“Of course we wanted him out here,” wide receiver Marquise “Hollywood” Brown said of Jackson, his closest friend on the team, “but everyone was excited, the atmosphere was good. We were having fun.”
At first, the thought crossed our mind that Jackson’s absence could be something contract-related, perhaps a holdout as part of negotiations. (Not uncommon around pro football this time of year, though it would be unlikely.) Jackson had just said a few days ago—on a very entertaining episode of the Ravens’ “The Lounge” podcast—that he doesn’t “hold out for nothing. I love football too much to hold out.” He was excited to start a season in front of fans and be with his teammates more in person again.
“I think I’m more ready than my rookie season,” Jackson said. “I’m fired up. I couldn’t wait to get back. I’m happy to see my guys, everybody coming back into town. It’s go time.”
Which makes today’s news all the more confounding. Jackson will probably have to wait at least 10 days to join his teammates. That means everyone else will have to wait to see him on the field, too, including the dozens of kids and adults wearing his No. 8 jersey at practice, hoping to see him toss passes and show off his blazing speed.
“When hiccups like this happen,” Brown said, “all we can do is rally around that guy, send our prayers, send our support, and hopefully he’ll be back very soon.”
Until then, people will talk. As Harbaugh spoke after practice, we spotted Ravens owner Steve Bisciotti leaning against a stairway that overlooks the area where interviews are conducted, listening in to what his coach was saying.

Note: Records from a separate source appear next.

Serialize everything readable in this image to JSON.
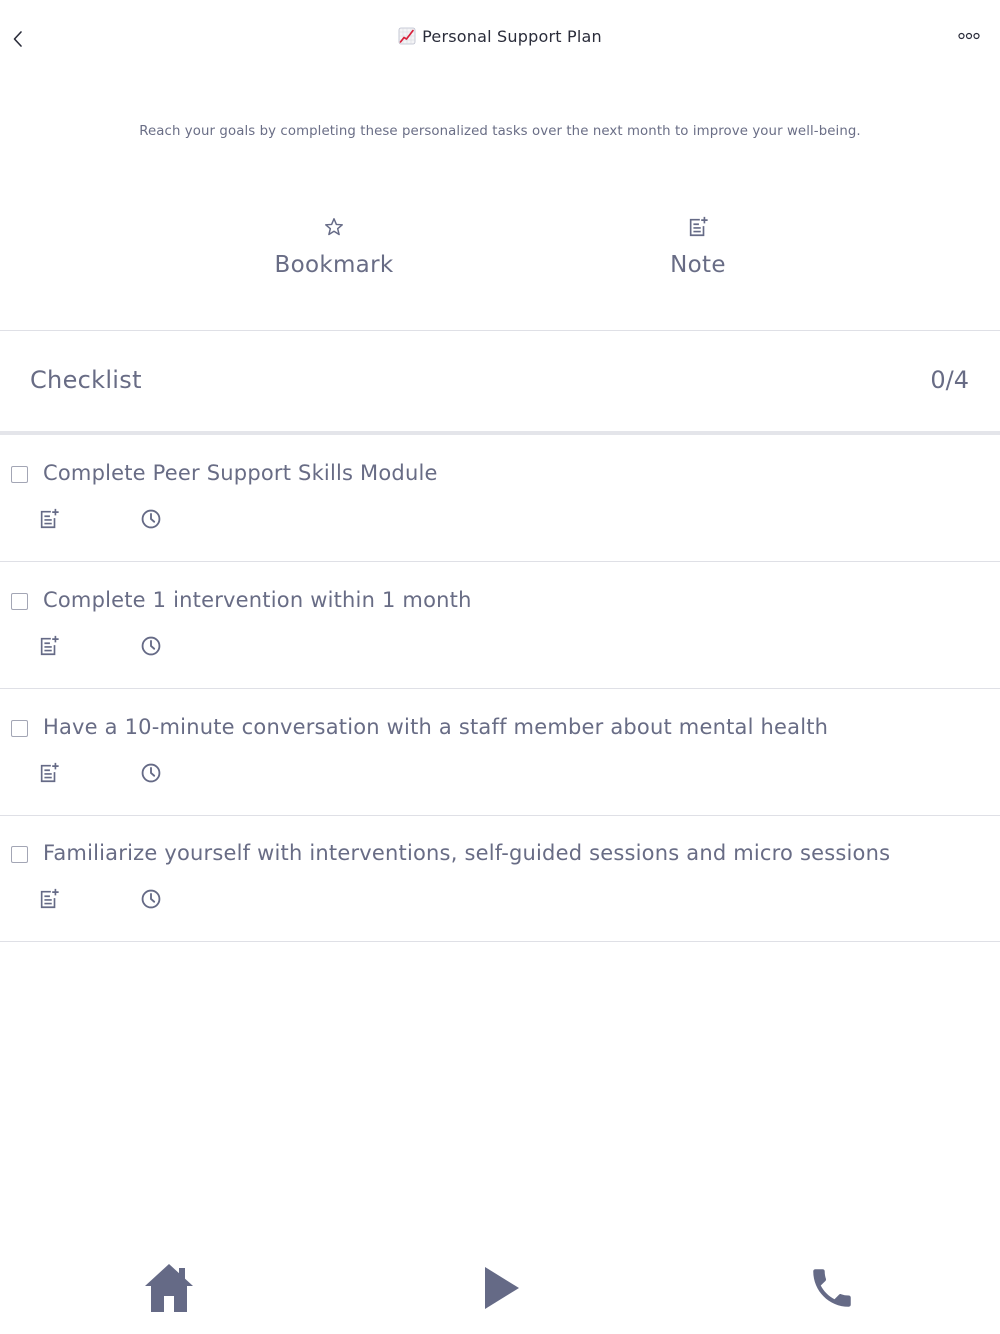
{
  "header": {
    "title": "Personal Support Plan",
    "title_icon": "chart-increasing-emoji",
    "back_icon": "chevron-left-icon",
    "more_icon": "more-dots-icon"
  },
  "subtitle": "Reach your goals by completing these personalized tasks over the next month to improve your well-being.",
  "actions": {
    "bookmark_label": "Bookmark",
    "bookmark_icon": "star-outline-icon",
    "note_label": "Note",
    "note_icon": "note-add-icon"
  },
  "checklist": {
    "title": "Checklist",
    "count": "0/4",
    "tasks": [
      {
        "label": "Complete Peer Support Skills Module",
        "checked": false
      },
      {
        "label": "Complete 1 intervention within 1 month",
        "checked": false
      },
      {
        "label": "Have a 10-minute conversation with a staff member about mental health",
        "checked": false
      },
      {
        "label": "Familiarize yourself with interventions, self-guided sessions and micro sessions",
        "checked": false
      }
    ]
  },
  "bottom_nav": {
    "items": [
      "home-icon",
      "play-icon",
      "phone-icon"
    ]
  },
  "colors": {
    "text_primary": "#686c85",
    "title_text": "#2a2c3a",
    "icon": "#656a86",
    "divider": "#dfe0e6",
    "background": "#ffffff"
  }
}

“Generally, we’re doing really well in terms of vaccinations and positive tests… even Lamar tested negative up until [yesterday],” Harbaugh said. “It’s just part of the deal. It’s just the way the world is right now.”